What the task asks = Every entry in the data below needs to be repeated exactly.

---------- The records ----------

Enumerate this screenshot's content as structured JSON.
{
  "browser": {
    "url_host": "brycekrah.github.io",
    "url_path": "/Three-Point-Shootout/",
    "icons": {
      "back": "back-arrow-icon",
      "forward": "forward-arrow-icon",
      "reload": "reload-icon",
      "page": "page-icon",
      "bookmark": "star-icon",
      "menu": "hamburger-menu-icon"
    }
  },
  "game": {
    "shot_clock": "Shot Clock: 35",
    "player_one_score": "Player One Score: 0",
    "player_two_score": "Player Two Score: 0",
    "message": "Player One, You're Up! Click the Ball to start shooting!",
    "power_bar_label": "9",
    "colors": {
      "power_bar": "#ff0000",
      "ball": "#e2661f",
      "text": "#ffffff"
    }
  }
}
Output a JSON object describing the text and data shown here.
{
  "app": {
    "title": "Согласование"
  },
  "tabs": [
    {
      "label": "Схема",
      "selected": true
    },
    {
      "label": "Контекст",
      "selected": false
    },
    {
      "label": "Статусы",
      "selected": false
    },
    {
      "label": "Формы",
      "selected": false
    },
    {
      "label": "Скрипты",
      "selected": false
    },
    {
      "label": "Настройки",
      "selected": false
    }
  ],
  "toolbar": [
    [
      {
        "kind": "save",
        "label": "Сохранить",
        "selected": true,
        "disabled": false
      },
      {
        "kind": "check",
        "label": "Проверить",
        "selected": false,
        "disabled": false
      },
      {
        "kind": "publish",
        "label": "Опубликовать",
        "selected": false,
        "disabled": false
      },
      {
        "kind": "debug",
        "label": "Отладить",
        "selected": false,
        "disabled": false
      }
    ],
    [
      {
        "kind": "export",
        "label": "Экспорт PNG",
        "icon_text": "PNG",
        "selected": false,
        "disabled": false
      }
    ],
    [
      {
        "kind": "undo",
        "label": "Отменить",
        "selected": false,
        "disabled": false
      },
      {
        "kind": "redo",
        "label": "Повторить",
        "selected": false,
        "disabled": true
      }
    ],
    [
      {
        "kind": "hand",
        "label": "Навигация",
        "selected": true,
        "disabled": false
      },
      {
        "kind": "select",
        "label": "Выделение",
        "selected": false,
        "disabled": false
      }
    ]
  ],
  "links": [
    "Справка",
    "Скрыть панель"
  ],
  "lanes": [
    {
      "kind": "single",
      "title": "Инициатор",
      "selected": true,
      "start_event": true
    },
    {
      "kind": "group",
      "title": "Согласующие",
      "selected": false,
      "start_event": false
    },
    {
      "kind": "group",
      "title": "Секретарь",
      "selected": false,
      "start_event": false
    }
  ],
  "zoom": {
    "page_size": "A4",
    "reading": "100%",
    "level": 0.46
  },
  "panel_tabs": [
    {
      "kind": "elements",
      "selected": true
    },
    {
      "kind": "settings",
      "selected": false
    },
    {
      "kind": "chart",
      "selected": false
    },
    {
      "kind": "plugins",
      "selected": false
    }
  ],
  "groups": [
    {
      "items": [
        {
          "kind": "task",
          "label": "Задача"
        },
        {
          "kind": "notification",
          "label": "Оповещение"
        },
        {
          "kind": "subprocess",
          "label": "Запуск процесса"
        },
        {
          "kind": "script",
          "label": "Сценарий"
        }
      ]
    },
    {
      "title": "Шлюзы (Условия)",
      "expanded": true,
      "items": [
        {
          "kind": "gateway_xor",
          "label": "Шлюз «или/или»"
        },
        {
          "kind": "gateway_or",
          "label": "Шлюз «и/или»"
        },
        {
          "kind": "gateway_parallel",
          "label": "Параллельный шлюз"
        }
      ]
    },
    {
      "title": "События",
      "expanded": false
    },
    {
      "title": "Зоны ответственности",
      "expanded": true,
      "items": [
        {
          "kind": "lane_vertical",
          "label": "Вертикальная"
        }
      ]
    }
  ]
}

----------

Written solution =
Enumerate this screenshot's content as structured JSON.
{
  "browser": {
    "url_host": "brycekrah.github.io",
    "url_path": "/Three-Point-Shootout/",
    "icons": {
      "back": "back-arrow-icon",
      "forward": "forward-arrow-icon",
      "reload": "reload-icon",
      "page": "page-icon",
      "bookmark": "star-icon",
      "menu": "hamburger-menu-icon"
    }
  },
  "game": {
    "shot_clock": "Shot Clock: 35",
    "player_one_score": "Player One Score: 0",
    "player_two_score": "Player Two Score: 0",
    "message": "Player One, You're Up! Click the Ball to start shooting!",
    "power_bar_label": "9",
    "colors": {
      "power_bar": "#ff0000",
      "ball": "#e2661f",
      "text": "#ffffff"
    }
  }
}
Output a JSON object describing the text and data shown here.
{
  "app": {
    "title": "Согласование"
  },
  "tabs": [
    {
      "label": "Схема",
      "selected": true
    },
    {
      "label": "Контекст",
      "selected": false
    },
    {
      "label": "Статусы",
      "selected": false
    },
    {
      "label": "Формы",
      "selected": false
    },
    {
      "label": "Скрипты",
      "selected": false
    },
    {
      "label": "Настройки",
      "selected": false
    }
  ],
  "toolbar": [
    [
      {
        "kind": "save",
        "label": "Сохранить",
        "selected": true,
        "disabled": false
      },
      {
        "kind": "check",
        "label": "Проверить",
        "selected": false,
        "disabled": false
      },
      {
        "kind": "publish",
        "label": "Опубликовать",
        "selected": false,
        "disabled": false
      },
      {
        "kind": "debug",
        "label": "Отладить",
        "selected": false,
        "disabled": false
      }
    ],
    [
      {
        "kind": "export",
        "label": "Экспорт PNG",
        "icon_text": "PNG",
        "selected": false,
        "disabled": false
      }
    ],
    [
      {
        "kind": "undo",
        "label": "Отменить",
        "selected": false,
        "disabled": false
      },
      {
        "kind": "redo",
        "label": "Повторить",
        "selected": false,
        "disabled": true
      }
    ],
    [
      {
        "kind": "hand",
        "label": "Навигация",
        "selected": true,
        "disabled": false
      },
      {
        "kind": "select",
        "label": "Выделение",
        "selected": false,
        "disabled": false
      }
    ]
  ],
  "links": [
    "Справка",
    "Скрыть панель"
  ],
  "lanes": [
    {
      "kind": "single",
      "title": "Инициатор",
      "selected": true,
      "start_event": true
    },
    {
      "kind": "group",
      "title": "Согласующие",
      "selected": false,
      "start_event": false
    },
    {
      "kind": "group",
      "title": "Секретарь",
      "selected": false,
      "start_event": false
    }
  ],
  "zoom": {
    "page_size": "A4",
    "reading": "100%",
    "level": 0.46
  },
  "panel_tabs": [
    {
      "kind": "elements",
      "selected": true
    },
    {
      "kind": "settings",
      "selected": false
    },
    {
      "kind": "chart",
      "selected": false
    },
    {
      "kind": "plugins",
      "selected": false
    }
  ],
  "groups": [
    {
      "items": [
        {
          "kind": "task",
          "label": "Задача"
        },
        {
          "kind": "notification",
          "label": "Оповещение"
        },
        {
          "kind": "subprocess",
          "label": "Запуск процесса"
        },
        {
          "kind": "script",
          "label": "Сценарий"
        }
      ]
    },
    {
      "title": "Шлюзы (Условия)",
      "expanded": true,
      "items": [
        {
          "kind": "gateway_xor",
          "label": "Шлюз «или/или»"
        },
        {
          "kind": "gateway_or",
          "label": "Шлюз «и/или»"
        },
        {
          "kind": "gateway_parallel",
          "label": "Параллельный шлюз"
        }
      ]
    },
    {
      "title": "События",
      "expanded": false
    },
    {
      "title": "Зоны ответственности",
      "expanded": true,
      "items": [
        {
          "kind": "lane_vertical",
          "label": "Вертикальная"
        }
      ]
    }
  ]
}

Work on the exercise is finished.